It may be helpful to ascertain how motivated the client is to change his/her current AOD use. This involves an exploration of the client’s perception of the positive and negative aspects of continued AOD use. Prochaska and DiClemente  suggest that clients fall into one of six stages of change. Table 19 summarises these stages and outlines some useful interventions to use at each stage of change. The choice of treatment type can be informed in part by the client’s readiness to change; for example, harm reduction may be an appropriate treatment for someone in the pre-contemplation stage, whereas goal setting or relapse prevention may be more suitable for someone in later stages (e.g., preparation or action stages) .
The stages of change model is also relevant in assessing motivation to receive treatment for comorbid mental health conditions. Just because a person has presented for treatment for his/her AOD use, does not necessarily mean that he/she has the same readiness to receive mental health treatment. For example, just because the client is willing to consider reducing AOD use, this does not automatically mean that he/she is also ready to deal with the trauma-related symptoms they experience due to abuse suffered as a child. Appendix G provides a useful matrix for assessing motivation for both AOD and mental health treatment.
Although we include the stages of change model, it is important to note that this model has been subject to some criticism. Some researchers and clinicians have questioned the divide between stages, the distinction between stages, and the focus on conscious decision making (rather than the involvement of other factors, such as unconscious motivations) [293-295].
Table 19: Readiness for change
||Client shows no interest in behaviour change.
- Aim to raise doubt about perceptions.
- Link behaviour with consequences.
- Reduce harm.
- Highlight negative consequences.
- Build confidence and hope.
||Change is being considered, with negative concerns rising in awareness but ambivalence remains.
- Motivational interviewing can assist in resolving ambivalence.
- Elicit reasons for change and risks of not changing.
|Preparation or determination
||Client is committing to and preparing for change.
- Goal setting, match to needs. Identify risks for relapse.
- Build self-efficacy.
- Discuss treatment options.
||Active behavioural change occurs.
- Support self-efficacy.
- Assist with coping and education.
- Reinforce positive behaviour.
- Avoid exposure to AOD use environment.
||Changes are consolidated and maintained.
- Reinforce positives and assist with lapses.
- Self-help groups.
- Provide relapse prevention techniques.
- Emphasise client alertness. Work towards longer-term goals.

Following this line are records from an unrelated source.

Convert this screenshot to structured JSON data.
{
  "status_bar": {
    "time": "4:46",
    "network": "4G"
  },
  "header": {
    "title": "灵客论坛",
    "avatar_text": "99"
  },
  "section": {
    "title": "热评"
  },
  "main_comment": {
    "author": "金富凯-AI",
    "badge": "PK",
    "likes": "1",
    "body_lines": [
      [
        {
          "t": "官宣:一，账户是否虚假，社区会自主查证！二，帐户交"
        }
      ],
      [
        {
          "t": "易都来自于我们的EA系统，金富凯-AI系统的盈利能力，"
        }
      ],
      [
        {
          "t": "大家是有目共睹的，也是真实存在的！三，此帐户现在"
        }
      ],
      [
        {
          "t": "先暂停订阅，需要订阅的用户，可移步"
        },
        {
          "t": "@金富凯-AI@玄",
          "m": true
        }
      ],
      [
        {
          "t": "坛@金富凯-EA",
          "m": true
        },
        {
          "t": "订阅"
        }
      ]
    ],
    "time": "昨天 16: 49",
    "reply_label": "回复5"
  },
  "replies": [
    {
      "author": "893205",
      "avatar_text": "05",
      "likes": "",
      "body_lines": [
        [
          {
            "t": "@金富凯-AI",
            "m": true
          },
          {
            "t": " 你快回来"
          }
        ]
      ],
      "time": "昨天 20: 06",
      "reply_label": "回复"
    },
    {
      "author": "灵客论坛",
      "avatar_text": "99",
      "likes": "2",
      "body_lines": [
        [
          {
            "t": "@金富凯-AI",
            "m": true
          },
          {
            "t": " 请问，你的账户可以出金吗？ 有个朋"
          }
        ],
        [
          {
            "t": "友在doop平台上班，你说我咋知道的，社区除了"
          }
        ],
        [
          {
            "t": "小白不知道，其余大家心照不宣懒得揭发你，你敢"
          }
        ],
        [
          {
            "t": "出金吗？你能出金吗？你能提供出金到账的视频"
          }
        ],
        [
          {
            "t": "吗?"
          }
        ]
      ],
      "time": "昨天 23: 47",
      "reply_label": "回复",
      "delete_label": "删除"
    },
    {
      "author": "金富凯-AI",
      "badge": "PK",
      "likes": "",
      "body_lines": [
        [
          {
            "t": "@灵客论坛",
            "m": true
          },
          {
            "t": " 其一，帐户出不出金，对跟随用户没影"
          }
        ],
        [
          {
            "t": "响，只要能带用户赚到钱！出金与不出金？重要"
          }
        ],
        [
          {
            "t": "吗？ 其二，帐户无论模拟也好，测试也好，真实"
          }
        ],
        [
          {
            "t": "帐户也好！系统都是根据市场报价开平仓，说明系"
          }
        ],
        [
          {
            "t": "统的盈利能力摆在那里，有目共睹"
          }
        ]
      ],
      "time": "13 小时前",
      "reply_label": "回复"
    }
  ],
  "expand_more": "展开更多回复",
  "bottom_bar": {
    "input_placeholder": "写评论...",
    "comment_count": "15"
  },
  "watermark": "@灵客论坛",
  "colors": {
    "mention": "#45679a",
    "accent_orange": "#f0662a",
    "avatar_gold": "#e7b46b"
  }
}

||Not so much a stage in itself, but rather any slip or lapse into any of the previous stages.
- Avoid demoralisation.
- Remain positive.
- Normalise the process of lapsing.
- Help the client to learn from mistakes.
Adapted from Clancy and Terry .